- [Your objective]:
Retype every record that follows, character for character.

- [Recorded data]:
******

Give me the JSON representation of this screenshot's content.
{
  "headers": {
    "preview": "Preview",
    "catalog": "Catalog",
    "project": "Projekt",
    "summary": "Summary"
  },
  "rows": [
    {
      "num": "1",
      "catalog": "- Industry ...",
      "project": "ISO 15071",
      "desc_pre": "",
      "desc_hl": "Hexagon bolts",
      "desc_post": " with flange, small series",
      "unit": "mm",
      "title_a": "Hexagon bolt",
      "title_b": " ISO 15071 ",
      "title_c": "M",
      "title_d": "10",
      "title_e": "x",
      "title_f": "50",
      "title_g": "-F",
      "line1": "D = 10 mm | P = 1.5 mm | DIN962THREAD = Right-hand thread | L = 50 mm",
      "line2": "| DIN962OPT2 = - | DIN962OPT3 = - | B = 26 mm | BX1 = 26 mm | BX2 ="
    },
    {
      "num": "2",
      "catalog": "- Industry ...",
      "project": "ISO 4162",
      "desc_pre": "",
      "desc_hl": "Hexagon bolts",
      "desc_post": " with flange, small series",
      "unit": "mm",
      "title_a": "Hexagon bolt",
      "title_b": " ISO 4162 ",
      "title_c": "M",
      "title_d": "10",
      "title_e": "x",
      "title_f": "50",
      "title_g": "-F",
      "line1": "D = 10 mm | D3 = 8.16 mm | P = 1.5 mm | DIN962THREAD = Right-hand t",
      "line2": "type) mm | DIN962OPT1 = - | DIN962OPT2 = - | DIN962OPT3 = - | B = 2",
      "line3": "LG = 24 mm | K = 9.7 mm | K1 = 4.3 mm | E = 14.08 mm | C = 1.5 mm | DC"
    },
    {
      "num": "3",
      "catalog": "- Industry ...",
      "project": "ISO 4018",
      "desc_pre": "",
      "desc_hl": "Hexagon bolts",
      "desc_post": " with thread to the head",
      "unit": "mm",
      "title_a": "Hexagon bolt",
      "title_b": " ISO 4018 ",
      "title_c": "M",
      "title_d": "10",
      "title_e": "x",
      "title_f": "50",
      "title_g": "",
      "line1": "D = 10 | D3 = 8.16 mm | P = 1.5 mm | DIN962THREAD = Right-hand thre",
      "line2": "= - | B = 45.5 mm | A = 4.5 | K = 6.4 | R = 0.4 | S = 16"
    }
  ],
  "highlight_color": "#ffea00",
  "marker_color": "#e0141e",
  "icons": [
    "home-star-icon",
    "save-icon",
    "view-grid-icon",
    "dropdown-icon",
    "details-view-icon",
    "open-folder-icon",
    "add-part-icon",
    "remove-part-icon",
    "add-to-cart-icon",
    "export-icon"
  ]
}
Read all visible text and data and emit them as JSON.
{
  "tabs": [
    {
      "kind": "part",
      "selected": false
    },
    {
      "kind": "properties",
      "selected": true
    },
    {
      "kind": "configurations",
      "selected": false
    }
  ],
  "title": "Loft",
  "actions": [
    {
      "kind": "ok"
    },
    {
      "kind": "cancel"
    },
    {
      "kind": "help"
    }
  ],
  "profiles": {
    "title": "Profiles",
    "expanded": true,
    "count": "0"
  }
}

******

- [Written response]:
Give me the JSON representation of this screenshot's content.
{
  "headers": {
    "preview": "Preview",
    "catalog": "Catalog",
    "project": "Projekt",
    "summary": "Summary"
  },
  "rows": [
    {
      "num": "1",
      "catalog": "- Industry ...",
      "project": "ISO 15071",
      "desc_pre": "",
      "desc_hl": "Hexagon bolts",
      "desc_post": " with flange, small series",
      "unit": "mm",
      "title_a": "Hexagon bolt",
      "title_b": " ISO 15071 ",
      "title_c": "M",
      "title_d": "10",
      "title_e": "x",
      "title_f": "50",
      "title_g": "-F",
      "line1": "D = 10 mm | P = 1.5 mm | DIN962THREAD = Right-hand thread | L = 50 mm",
      "line2": "| DIN962OPT2 = - | DIN962OPT3 = - | B = 26 mm | BX1 = 26 mm | BX2 ="
    },
    {
      "num": "2",
      "catalog": "- Industry ...",
      "project": "ISO 4162",
      "desc_pre": "",
      "desc_hl": "Hexagon bolts",
      "desc_post": " with flange, small series",
      "unit": "mm",
      "title_a": "Hexagon bolt",
      "title_b": " ISO 4162 ",
      "title_c": "M",
      "title_d": "10",
      "title_e": "x",
      "title_f": "50",
      "title_g": "-F",
      "line1": "D = 10 mm | D3 = 8.16 mm | P = 1.5 mm | DIN962THREAD = Right-hand t",
      "line2": "type) mm | DIN962OPT1 = - | DIN962OPT2 = - | DIN962OPT3 = - | B = 2",
      "line3": "LG = 24 mm | K = 9.7 mm | K1 = 4.3 mm | E = 14.08 mm | C = 1.5 mm | DC"
    },
    {
      "num": "3",
      "catalog": "- Industry ...",
      "project": "ISO 4018",
      "desc_pre": "",
      "desc_hl": "Hexagon bolts",
      "desc_post": " with thread to the head",
      "unit": "mm",
      "title_a": "Hexagon bolt",
      "title_b": " ISO 4018 ",
      "title_c": "M",
      "title_d": "10",
      "title_e": "x",
      "title_f": "50",
      "title_g": "",
      "line1": "D = 10 | D3 = 8.16 mm | P = 1.5 mm | DIN962THREAD = Right-hand thre",
      "line2": "= - | B = 45.5 mm | A = 4.5 | K = 6.4 | R = 0.4 | S = 16"
    }
  ],
  "highlight_color": "#ffea00",
  "marker_color": "#e0141e",
  "icons": [
    "home-star-icon",
    "save-icon",
    "view-grid-icon",
    "dropdown-icon",
    "details-view-icon",
    "open-folder-icon",
    "add-part-icon",
    "remove-part-icon",
    "add-to-cart-icon",
    "export-icon"
  ]
}
Read all visible text and data and emit them as JSON.
{
  "tabs": [
    {
      "kind": "part",
      "selected": false
    },
    {
      "kind": "properties",
      "selected": true
    },
    {
      "kind": "configurations",
      "selected": false
    }
  ],
  "title": "Loft",
  "actions": [
    {
      "kind": "ok"
    },
    {
      "kind": "cancel"
    },
    {
      "kind": "help"
    }
  ],
  "profiles": {
    "title": "Profiles",
    "expanded": true,
    "count": "0"
  }
}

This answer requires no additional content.